_Work order:_
From first line to last, give the material again unchanged.

*** Opening of Records provided ***

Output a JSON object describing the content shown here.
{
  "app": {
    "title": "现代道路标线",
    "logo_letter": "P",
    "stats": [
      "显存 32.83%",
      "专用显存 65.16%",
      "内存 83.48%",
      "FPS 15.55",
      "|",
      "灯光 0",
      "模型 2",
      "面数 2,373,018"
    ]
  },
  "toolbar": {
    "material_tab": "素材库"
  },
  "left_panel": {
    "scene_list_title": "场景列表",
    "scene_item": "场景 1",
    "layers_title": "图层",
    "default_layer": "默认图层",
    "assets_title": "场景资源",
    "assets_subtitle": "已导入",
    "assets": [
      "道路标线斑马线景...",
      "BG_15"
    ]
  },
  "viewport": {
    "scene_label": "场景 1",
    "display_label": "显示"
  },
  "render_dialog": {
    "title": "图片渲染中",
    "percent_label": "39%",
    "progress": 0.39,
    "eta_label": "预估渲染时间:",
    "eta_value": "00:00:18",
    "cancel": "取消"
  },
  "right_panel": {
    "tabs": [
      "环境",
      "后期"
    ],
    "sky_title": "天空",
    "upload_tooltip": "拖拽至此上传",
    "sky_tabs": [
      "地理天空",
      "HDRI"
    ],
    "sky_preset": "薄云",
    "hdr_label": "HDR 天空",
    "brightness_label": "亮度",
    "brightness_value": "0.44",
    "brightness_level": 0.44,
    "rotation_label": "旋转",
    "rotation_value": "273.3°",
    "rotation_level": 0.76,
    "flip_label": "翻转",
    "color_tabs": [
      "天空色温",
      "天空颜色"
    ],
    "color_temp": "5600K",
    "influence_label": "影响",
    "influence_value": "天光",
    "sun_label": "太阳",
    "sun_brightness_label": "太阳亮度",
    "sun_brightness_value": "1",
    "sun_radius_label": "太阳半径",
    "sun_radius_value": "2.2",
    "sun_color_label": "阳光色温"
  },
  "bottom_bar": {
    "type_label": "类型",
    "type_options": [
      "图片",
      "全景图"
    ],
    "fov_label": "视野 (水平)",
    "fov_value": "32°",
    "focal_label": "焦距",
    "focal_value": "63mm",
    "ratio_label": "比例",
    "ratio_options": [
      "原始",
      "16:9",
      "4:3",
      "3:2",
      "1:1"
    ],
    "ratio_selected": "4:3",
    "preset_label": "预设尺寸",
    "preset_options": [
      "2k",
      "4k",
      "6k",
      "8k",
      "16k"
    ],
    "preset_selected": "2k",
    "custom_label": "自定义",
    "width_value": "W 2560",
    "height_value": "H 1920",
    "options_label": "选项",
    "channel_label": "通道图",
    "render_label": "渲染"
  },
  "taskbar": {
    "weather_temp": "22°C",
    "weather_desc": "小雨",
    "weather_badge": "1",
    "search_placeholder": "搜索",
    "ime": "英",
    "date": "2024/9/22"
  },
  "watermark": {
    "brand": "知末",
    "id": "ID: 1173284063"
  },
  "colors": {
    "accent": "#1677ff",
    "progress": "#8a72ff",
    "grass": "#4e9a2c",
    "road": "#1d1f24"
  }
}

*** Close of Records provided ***

_Reply to the exercise:_
Output a JSON object describing the content shown here.
{
  "app": {
    "title": "现代道路标线",
    "logo_letter": "P",
    "stats": [
      "显存 32.83%",
      "专用显存 65.16%",
      "内存 83.48%",
      "FPS 15.55",
      "|",
      "灯光 0",
      "模型 2",
      "面数 2,373,018"
    ]
  },
  "toolbar": {
    "material_tab": "素材库"
  },
  "left_panel": {
    "scene_list_title": "场景列表",
    "scene_item": "场景 1",
    "layers_title": "图层",
    "default_layer": "默认图层",
    "assets_title": "场景资源",
    "assets_subtitle": "已导入",
    "assets": [
      "道路标线斑马线景...",
      "BG_15"
    ]
  },
  "viewport": {
    "scene_label": "场景 1",
    "display_label": "显示"
  },
  "render_dialog": {
    "title": "图片渲染中",
    "percent_label": "39%",
    "progress": 0.39,
    "eta_label": "预估渲染时间:",
    "eta_value": "00:00:18",
    "cancel": "取消"
  },
  "right_panel": {
    "tabs": [
      "环境",
      "后期"
    ],
    "sky_title": "天空",
    "upload_tooltip": "拖拽至此上传",
    "sky_tabs": [
      "地理天空",
      "HDRI"
    ],
    "sky_preset": "薄云",
    "hdr_label": "HDR 天空",
    "brightness_label": "亮度",
    "brightness_value": "0.44",
    "brightness_level": 0.44,
    "rotation_label": "旋转",
    "rotation_value": "273.3°",
    "rotation_level": 0.76,
    "flip_label": "翻转",
    "color_tabs": [
      "天空色温",
      "天空颜色"
    ],
    "color_temp": "5600K",
    "influence_label": "影响",
    "influence_value": "天光",
    "sun_label": "太阳",
    "sun_brightness_label": "太阳亮度",
    "sun_brightness_value": "1",
    "sun_radius_label": "太阳半径",
    "sun_radius_value": "2.2",
    "sun_color_label": "阳光色温"
  },
  "bottom_bar": {
    "type_label": "类型",
    "type_options": [
      "图片",
      "全景图"
    ],
    "fov_label": "视野 (水平)",
    "fov_value": "32°",
    "focal_label": "焦距",
    "focal_value": "63mm",
    "ratio_label": "比例",
    "ratio_options": [
      "原始",
      "16:9",
      "4:3",
      "3:2",
      "1:1"
    ],
    "ratio_selected": "4:3",
    "preset_label": "预设尺寸",
    "preset_options": [
      "2k",
      "4k",
      "6k",
      "8k",
      "16k"
    ],
    "preset_selected": "2k",
    "custom_label": "自定义",
    "width_value": "W 2560",
    "height_value": "H 1920",
    "options_label": "选项",
    "channel_label": "通道图",
    "render_label": "渲染"
  },
  "taskbar": {
    "weather_temp": "22°C",
    "weather_desc": "小雨",
    "weather_badge": "1",
    "search_placeholder": "搜索",
    "ime": "英",
    "date": "2024/9/22"
  },
  "watermark": {
    "brand": "知末",
    "id": "ID: 1173284063"
  },
  "colors": {
    "accent": "#1677ff",
    "progress": "#8a72ff",
    "grass": "#4e9a2c",
    "road": "#1d1f24"
  }
}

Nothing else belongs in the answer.